Robotics is a pivotal technology that is permeating into almost all areas of European industry: from agricultural, transport and mining machinery, underwater and aerial inspection of constructions, to rescue and firefighting, or medical support for doctors and patients. ERF2015 kicked off with a panel discussion on “Robots or jobs?”
Addressing the fears that robots could replace jobs in large numbers, Zoran Stancic, Deputy Director-General at the European Commission, DG CONNECT, pointed out that “there is clear information that robots don’t steal jobs, we have to make this information freely available to all stakeholders”.
Jorg Hofmann, who is member of the Supervisory Board of Daimler AG and Vice Chairman of the German Metalworkers’ Union (IG Metall), highlighted that “past waves of innovation have been counterbalanced by gains in other sectors: it’s not a question of jobs, it’s a question of quality of jobs, and how we qualify our workforce to manage this change.”
“We need the human being; we need smart factories, not dark factories. We need to train people to work in these factories, with increased skills. A new generation R [for robots] is developing autonomous cars and co-working robots. To develop robot systems that are easy to use by people – that’s a key driver,” said Bernd Liepert, President of euRobotics and CINO of industrial robotics manufacturer, KUKA.

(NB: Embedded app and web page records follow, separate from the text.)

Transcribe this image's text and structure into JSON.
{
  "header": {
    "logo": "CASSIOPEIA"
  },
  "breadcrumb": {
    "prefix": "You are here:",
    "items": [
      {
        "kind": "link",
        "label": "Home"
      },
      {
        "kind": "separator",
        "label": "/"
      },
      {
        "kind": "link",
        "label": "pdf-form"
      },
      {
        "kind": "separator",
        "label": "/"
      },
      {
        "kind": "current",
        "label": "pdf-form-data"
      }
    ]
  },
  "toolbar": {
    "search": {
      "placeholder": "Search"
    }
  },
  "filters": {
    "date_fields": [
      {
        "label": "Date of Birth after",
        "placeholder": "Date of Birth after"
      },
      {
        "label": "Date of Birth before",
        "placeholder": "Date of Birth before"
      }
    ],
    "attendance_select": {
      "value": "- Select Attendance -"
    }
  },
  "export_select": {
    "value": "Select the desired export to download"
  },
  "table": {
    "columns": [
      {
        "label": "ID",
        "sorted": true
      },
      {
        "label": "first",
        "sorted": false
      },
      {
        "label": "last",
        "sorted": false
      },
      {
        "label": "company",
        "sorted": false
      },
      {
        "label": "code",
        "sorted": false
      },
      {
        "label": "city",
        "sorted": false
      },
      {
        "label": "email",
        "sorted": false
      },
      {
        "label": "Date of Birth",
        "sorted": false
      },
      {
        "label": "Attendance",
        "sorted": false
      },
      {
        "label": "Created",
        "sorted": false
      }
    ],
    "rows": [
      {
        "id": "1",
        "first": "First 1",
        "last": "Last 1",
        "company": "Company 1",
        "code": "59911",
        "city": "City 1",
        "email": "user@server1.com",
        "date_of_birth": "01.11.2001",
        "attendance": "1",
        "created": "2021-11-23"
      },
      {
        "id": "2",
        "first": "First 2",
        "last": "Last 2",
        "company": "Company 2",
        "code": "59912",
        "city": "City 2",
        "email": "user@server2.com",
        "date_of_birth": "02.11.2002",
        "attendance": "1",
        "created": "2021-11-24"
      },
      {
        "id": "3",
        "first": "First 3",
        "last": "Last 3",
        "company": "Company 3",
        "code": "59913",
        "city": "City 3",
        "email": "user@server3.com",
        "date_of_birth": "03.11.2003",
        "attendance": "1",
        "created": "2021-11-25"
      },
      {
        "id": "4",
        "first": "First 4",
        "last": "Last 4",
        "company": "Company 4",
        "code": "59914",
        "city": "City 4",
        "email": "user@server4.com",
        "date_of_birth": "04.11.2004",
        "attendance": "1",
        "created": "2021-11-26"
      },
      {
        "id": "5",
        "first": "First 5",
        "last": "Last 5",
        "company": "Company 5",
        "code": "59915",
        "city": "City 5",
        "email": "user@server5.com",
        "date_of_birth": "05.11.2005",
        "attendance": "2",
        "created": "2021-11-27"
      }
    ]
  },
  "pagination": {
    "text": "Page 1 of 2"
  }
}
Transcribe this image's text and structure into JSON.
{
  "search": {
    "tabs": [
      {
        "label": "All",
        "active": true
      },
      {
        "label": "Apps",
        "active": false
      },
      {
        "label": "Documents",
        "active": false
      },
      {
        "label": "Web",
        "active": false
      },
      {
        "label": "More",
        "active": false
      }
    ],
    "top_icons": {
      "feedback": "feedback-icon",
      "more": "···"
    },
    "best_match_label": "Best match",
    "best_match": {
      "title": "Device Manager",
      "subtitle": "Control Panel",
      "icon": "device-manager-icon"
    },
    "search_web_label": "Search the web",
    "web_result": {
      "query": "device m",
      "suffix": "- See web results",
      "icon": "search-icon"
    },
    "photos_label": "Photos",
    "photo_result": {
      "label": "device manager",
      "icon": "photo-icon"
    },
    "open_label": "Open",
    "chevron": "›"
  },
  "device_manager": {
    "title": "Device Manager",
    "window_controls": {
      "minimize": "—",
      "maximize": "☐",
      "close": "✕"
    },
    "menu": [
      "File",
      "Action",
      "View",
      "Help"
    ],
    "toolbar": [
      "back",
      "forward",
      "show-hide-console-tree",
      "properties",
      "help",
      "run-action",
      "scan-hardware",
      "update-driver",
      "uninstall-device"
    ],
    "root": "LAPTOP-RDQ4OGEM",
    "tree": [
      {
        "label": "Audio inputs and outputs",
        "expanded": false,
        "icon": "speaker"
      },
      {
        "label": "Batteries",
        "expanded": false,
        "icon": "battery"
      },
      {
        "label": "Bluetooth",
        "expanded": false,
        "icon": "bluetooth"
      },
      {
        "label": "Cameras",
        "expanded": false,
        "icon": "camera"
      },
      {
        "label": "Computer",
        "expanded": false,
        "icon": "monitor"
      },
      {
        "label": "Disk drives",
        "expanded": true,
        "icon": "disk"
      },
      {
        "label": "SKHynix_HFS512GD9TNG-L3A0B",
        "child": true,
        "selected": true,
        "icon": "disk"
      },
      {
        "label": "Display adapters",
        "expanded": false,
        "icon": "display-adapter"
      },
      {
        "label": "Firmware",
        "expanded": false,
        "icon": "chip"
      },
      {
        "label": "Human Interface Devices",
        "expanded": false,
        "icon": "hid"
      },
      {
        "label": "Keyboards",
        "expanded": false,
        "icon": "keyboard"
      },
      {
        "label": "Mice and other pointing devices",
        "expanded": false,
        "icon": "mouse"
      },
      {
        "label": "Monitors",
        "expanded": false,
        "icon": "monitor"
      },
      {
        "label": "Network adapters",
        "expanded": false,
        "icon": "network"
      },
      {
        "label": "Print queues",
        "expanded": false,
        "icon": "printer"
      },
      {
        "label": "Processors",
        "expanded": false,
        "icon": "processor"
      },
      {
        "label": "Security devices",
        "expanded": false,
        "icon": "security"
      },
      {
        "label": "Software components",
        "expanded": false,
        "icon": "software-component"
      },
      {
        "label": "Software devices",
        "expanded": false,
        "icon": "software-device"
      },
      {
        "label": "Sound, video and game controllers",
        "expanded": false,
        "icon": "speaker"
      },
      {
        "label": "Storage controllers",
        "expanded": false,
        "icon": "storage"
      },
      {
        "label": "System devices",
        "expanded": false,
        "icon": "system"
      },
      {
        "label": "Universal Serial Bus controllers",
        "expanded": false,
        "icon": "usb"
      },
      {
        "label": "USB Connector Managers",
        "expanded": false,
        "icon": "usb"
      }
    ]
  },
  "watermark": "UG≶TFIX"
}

“In general, introducing robotics increases employment: as we work with robots, productivity goes up and generates income”, explained Maarten Goos, leading researcher in this area from Leuven University’s Research Centre of Monetary and Information Economics.
The European Institutions are actively considering the economic and societal changes brought about by robotics. The European Parliament is engaged in these discussions. “The overall goals are to strengthen the European economy and protect the social and fundamental rights of the citizen”, announced Mady Delvaux-Stehres, MEP and Vice-Chair of the European Parliament’s Legal Affairs Committee.
The panel concluded that communicating the realities of robotics to the wider public is key. Co-working with robots, the panel agreed, will be one of the evolutions of society.
About ERF 2015
After its start in San Sebastian in 2010, this annual event has quickly become the most influential meeting of the European robotics scene. With ERF2015, this prestigious event has been for the first time in Austria.
ERF2015 took place on 11-13 March 2015, at the “Aula der Wissenschaften” and hosted more than 30 community-driven workshops with topics covering the newest developments and trends within robotics. ERF2015 was organised by euRobotics with local support from Prof. Markus Vincze of the Automation and Control Institute at Technical University of Vienna (TU Wien).
About euRobotics AISBL
euRobotics AISBL, based in Brussels, is an international non-profit association representing stakeholders in European robotics.
One of the association’s main missions is to work with the European Institutions and other stakeholders to develop and implement a strategy and a roadmap for research, technological development and innovation in robotics. With 230 members, euRobotics is the Voice of Robotics in Europe.